A visionary, must ignore the naysayers. If everyone saw what they see, they wouldn’t be a visionary. As a culture, we like to hero-worship visionary people—the innovators and pioneers who better our world.
People are so hungry for a singular genius who “think different”, that once someone is broadly accepted as a visionary, people will give them credit for ideas they didn’t have. A pile of innovator points awarded by nothing but perception gives them the advantage of support for any idea, no matter how stupid. Again if everyone saw the world like them, they wouldn’t be a visionary. But this chokes innovation.
In the case of Musk, like Steve Jobs and many others before him, perception acts as armor, deflecting skepticism and attracting capital. At times Tesla’s been worth more than its ten top car manufacturing competitors’ values combined. The lesson a lot of folks took from this (and other “success” stories) is that cloaking themselves in an innovator’s shroud is a cheat code to success.
I don’t want to get into Elizabeth Holmes right now, so let’s talk about Adam Neumann. Neumann managed to get WeWork to a valuation greater than the value of the buildings that housed it. That’s an overvaluation for a company that subleases space to individuals and small teams.
WeWork wasn’t a tech company and couldn’t have had the explosive growth of big SaaS firms. But the firm masqueraded as a tech company, and the founder masqueraded as a visionary. The investors pretended the naked monarch’s clothes were fine.

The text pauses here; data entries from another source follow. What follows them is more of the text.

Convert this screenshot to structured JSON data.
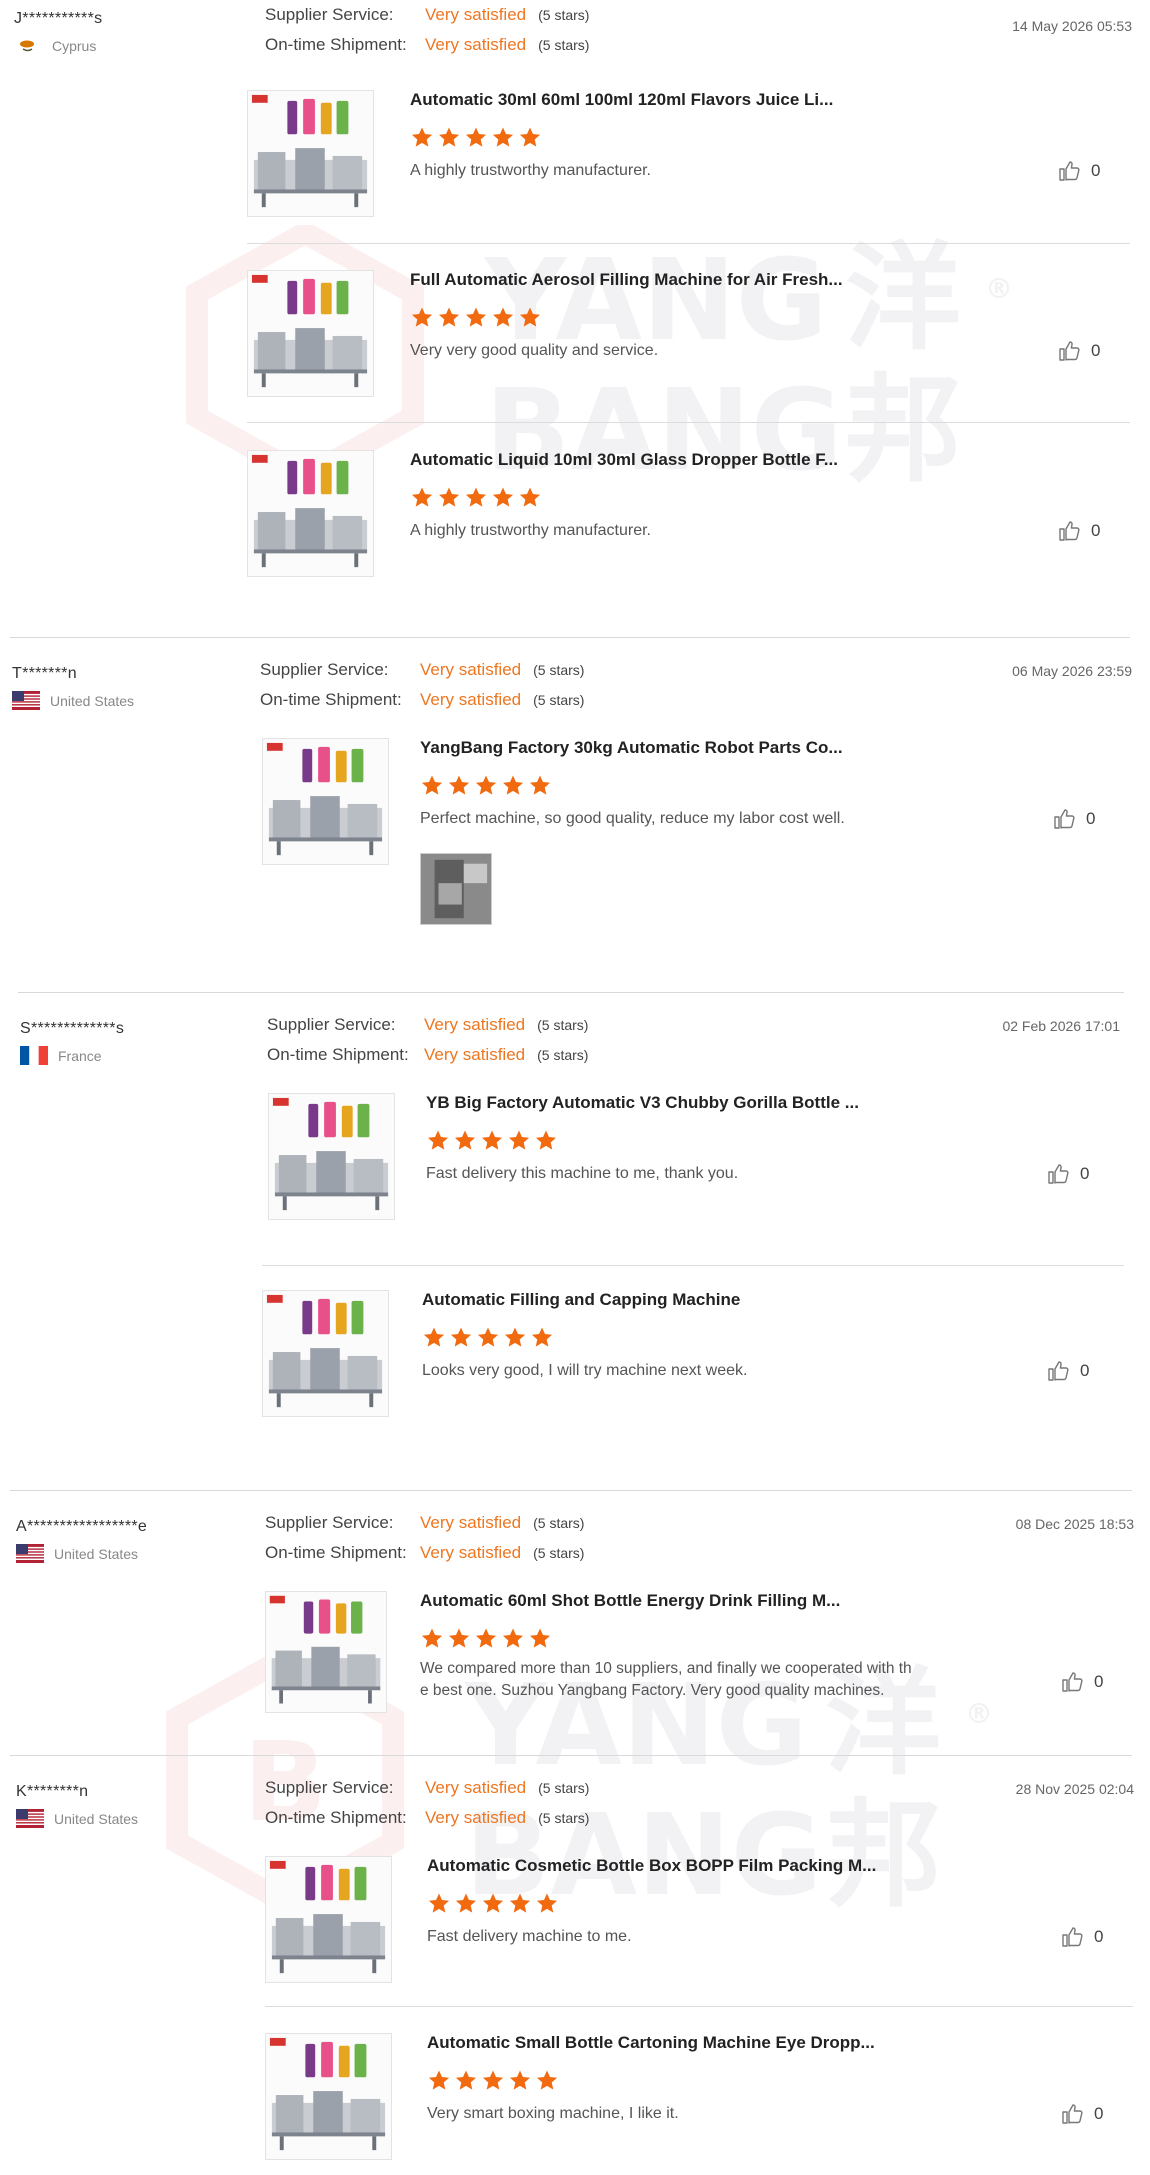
{
  "colors": {
    "accent": "#ee7621",
    "star": "#f26a10",
    "separator": "#d9d9d9"
  },
  "labels": {
    "supplier_service": "Supplier Service:",
    "ontime_shipment": "On-time Shipment:"
  },
  "watermark": {
    "latin_top": "YANG",
    "latin_bottom": "BANG",
    "cjk_top": "洋",
    "cjk_bottom": "邦",
    "registered": "®"
  },
  "reviews": [
    {
      "reviewer": "J***********s",
      "country": "Cyprus",
      "flag": "cyprus-flag",
      "date": "14 May 2026 05:53",
      "supplier_service": "Very satisfied",
      "supplier_stars": "(5 stars)",
      "shipment": "Very satisfied",
      "shipment_stars": "(5 stars)",
      "products": [
        {
          "title": "Automatic 30ml 60ml 100ml 120ml Flavors Juice Li...",
          "rating": 5,
          "comment": "A highly trustworthy manufacturer.",
          "likes": "0"
        },
        {
          "title": "Full Automatic Aerosol Filling Machine for Air Fresh...",
          "rating": 5,
          "comment": "Very very good quality and service.",
          "likes": "0"
        },
        {
          "title": "Automatic Liquid 10ml 30ml Glass Dropper Bottle F...",
          "rating": 5,
          "comment": "A highly trustworthy manufacturer.",
          "likes": "0"
        }
      ]
    },
    {
      "reviewer": "T*******n",
      "country": "United States",
      "flag": "usa-flag",
      "date": "06 May 2026 23:59",
      "supplier_service": "Very satisfied",
      "supplier_stars": "(5 stars)",
      "shipment": "Very satisfied",
      "shipment_stars": "(5 stars)",
      "products": [
        {
          "title": "YangBang Factory 30kg Automatic Robot Parts Co...",
          "rating": 5,
          "comment": "Perfect machine, so good quality, reduce my labor cost well.",
          "likes": "0"
        }
      ]
    },
    {
      "reviewer": "S*************s",
      "country": "France",
      "flag": "france-flag",
      "date": "02 Feb 2026 17:01",
      "supplier_service": "Very satisfied",
      "supplier_stars": "(5 stars)",
      "shipment": "Very satisfied",
      "shipment_stars": "(5 stars)",
      "products": [
        {
          "title": "YB Big Factory Automatic V3 Chubby Gorilla Bottle ...",
          "rating": 5,
          "comment": "Fast delivery this machine to me, thank you.",
          "likes": "0"
        },
        {
          "title": "Automatic Filling and Capping Machine",
          "rating": 5,
          "comment": "Looks very good, I will try machine next week.",
          "likes": "0"
        }
      ]
    },
    {
      "reviewer": "A*****************e",
      "country": "United States",
      "flag": "usa-flag",
      "date": "08 Dec 2025 18:53",
      "supplier_service": "Very satisfied",
      "supplier_stars": "(5 stars)",
      "shipment": "Very satisfied",
      "shipment_stars": "(5 stars)",
      "products": [
        {
          "title": "Automatic 60ml Shot Bottle Energy Drink Filling M...",
          "rating": 5,
          "comment_l1": "We compared more than 10 suppliers, and finally we cooperated with th",
          "comment_l2": "e best one. Suzhou Yangbang Factory. Very good quality machines.",
          "likes": "0"
        }
      ]
    },
    {
      "reviewer": "K********n",
      "country": "United States",
      "flag": "usa-flag",
      "date": "28 Nov 2025 02:04",
      "supplier_service": "Very satisfied",
      "supplier_stars": "(5 stars)",
      "shipment": "Very satisfied",
      "shipment_stars": "(5 stars)",
      "products": [
        {
          "title": "Automatic Cosmetic Bottle Box BOPP Film Packing M...",
          "rating": 5,
          "comment": "Fast delivery machine to me.",
          "likes": "0"
        },
        {
          "title": "Automatic Small Bottle Cartoning Machine Eye Dropp...",
          "rating": 5,
          "comment": "Very smart boxing machine, I like it.",
          "likes": "0"
        }
      ]
    }
  ]
}
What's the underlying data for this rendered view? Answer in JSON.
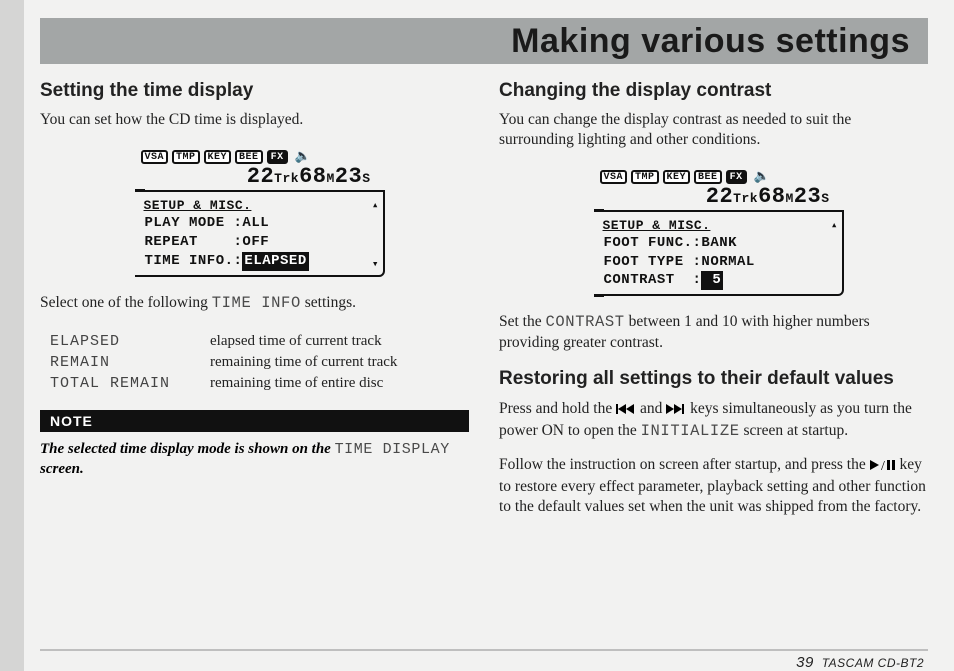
{
  "header": {
    "title": "Making various settings"
  },
  "left": {
    "heading": "Setting the time display",
    "intro": "You can set how the CD time is displayed.",
    "lcd": {
      "icons": [
        "VSA",
        "TMP",
        "KEY",
        "BEE",
        "FX"
      ],
      "track": "22",
      "trk_label": "Trk",
      "min": "68",
      "min_label": "M",
      "sec": "23",
      "sec_label": "S",
      "tab": "SETUP & MISC.",
      "rows": [
        {
          "label": "PLAY MODE :",
          "value": "ALL",
          "inv": false
        },
        {
          "label": "REPEAT    :",
          "value": "OFF",
          "inv": false
        },
        {
          "label": "TIME INFO.:",
          "value": "ELAPSED",
          "inv": true
        }
      ]
    },
    "after_lcd_pre": "Select one of the following ",
    "after_lcd_mono": "TIME INFO",
    "after_lcd_post": " settings.",
    "table": [
      {
        "key": "ELAPSED",
        "val": "elapsed time of current track"
      },
      {
        "key": "REMAIN",
        "val": "remaining time of current track"
      },
      {
        "key": "TOTAL REMAIN",
        "val": "remaining time of entire disc"
      }
    ],
    "note_label": "NOTE",
    "note_pre": "The selected time display mode is shown on the ",
    "note_mono": "TIME DISPLAY",
    "note_post": " screen."
  },
  "right": {
    "sec1_heading": "Changing the display contrast",
    "sec1_intro": "You can change the display contrast as needed to suit the surrounding lighting and other conditions.",
    "lcd": {
      "icons": [
        "VSA",
        "TMP",
        "KEY",
        "BEE",
        "FX"
      ],
      "track": "22",
      "trk_label": "Trk",
      "min": "68",
      "min_label": "M",
      "sec": "23",
      "sec_label": "S",
      "tab": "SETUP & MISC.",
      "rows": [
        {
          "label": "FOOT FUNC.:",
          "value": "BANK",
          "inv": false
        },
        {
          "label": "FOOT TYPE :",
          "value": "NORMAL",
          "inv": false
        },
        {
          "label": "CONTRAST  :",
          "value": " 5",
          "inv": true
        }
      ]
    },
    "sec1_after_pre": "Set the ",
    "sec1_after_mono": "CONTRAST",
    "sec1_after_post": " between 1 and 10 with higher numbers providing greater contrast.",
    "sec2_heading": "Restoring all settings to their default values",
    "sec2_p1_a": "Press and hold the ",
    "sec2_p1_b": " and ",
    "sec2_p1_c": " keys simultaneously as you turn the power ON to open the ",
    "sec2_p1_mono": "INITIALIZE",
    "sec2_p1_d": " screen at startup.",
    "sec2_p2_a": "Follow the instruction on screen after startup, and press the ",
    "sec2_p2_b": " key to restore every effect parameter, playback setting and other function to the default values set when the unit was shipped from the factory."
  },
  "footer": {
    "page": "39",
    "model": "TASCAM  CD-BT2"
  }
}
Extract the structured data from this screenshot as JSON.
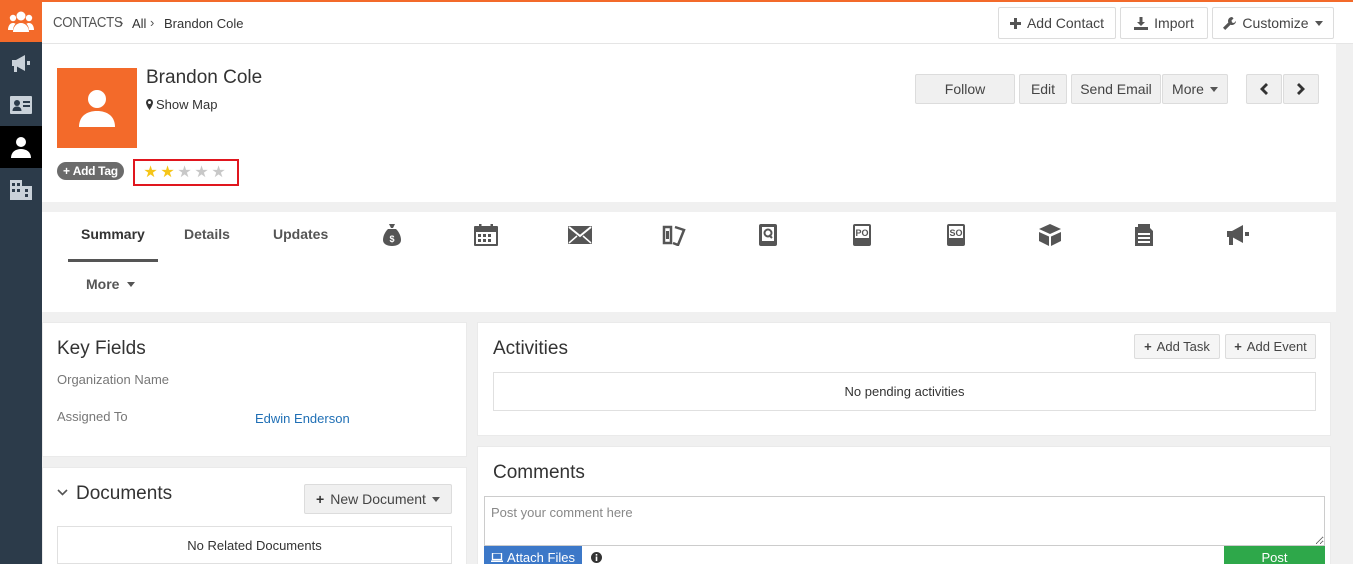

Think of the ideas that didn’t get funding because the funds were tied up in WeWork. WeWork, while not a tech company, was at least a viable idea. Not every overly valued idea is even possible.
Elon Musk’s idea for a Hyperloop is not possible, according to experts. The reasons why are complex, but the people saying this cannot work, are often willing to prove it mathematically. At best, it’s dangerous and less efficient than air travel; at worst, it cannot work over any distance long enough to matter.
A visionary or someone cosplaying in a visionary’s armor will ignore these people as naysayers. Part of being visionary is to ignore people, after all. And as an established visionary, people without the requisite knowledge to evaluate the problem will cheer them on.
The Hyperloop is getting a lot of money and cheering. Perhaps some of the research involved will prove valuable, but I cannot help but think of all the projects that could be funded for the same money. I believe the Hyperloop distracts from better solutions to the same problem and from other equally important issues in need of solutions.
Hogging funding and attention isn’t the only way “visionary” ideas strangle innovation. Many innovations creatively combine, remix, and iterate on what already exists. Thinking of an idea as so unique that all of the problems are new to it sends people on innovators’ snipe hunts.
My acquaintance Gary Leland very possibly created the first e-commerce store. In ’93 or ’94, he launched lelandswallpaper.com. At the time, the site lacked what are now considered standard e-commerce functions; Leland had moved a catalog online. Apart from the distinction of being a website, nothing was new. How people would order was a problem long solved.
E-commerce has grown and matured a lot since the early ’09s. But much of that maturity came from adapting and improving on existing tech and concepts.
If you’re my age, you probably knew someone with a pair of Heelys, the shoes with wheels. Combining shoes with removable wheels was a bit visionary. Heelys had engineering challenges for the wheels to fit into the shoe, but the shape of the wheel and the way the laces worked didn’t need to be rediscovered.
Even if an idea is truly unique, nothing is so new that starting from scratch as if all prior knowledge must be rejected is justified. A coffee shop may need a point of sale system, payment gateway, email provider, web host, CMS, and much more, but building each in-house is unnecessary.
Some people will try to reinvent everything just to get a cafe open. The subtle resource waste that comes from trying to build solutions to solved problems in the name of being visionary causes both slow and quick deaths of companies.
I think that innovation is good. I believe real vision is good. But the hero worship that arrives with being perceived as a visionary is detrimental to actual innovation.
Mason Pelt is the founder of Push ROI. First published in PushROI.com on July 28, 2022. Photo: “Elon Musk Dreaming of a Brighter Future” by jurvetson is licensed under CC BY 2.0.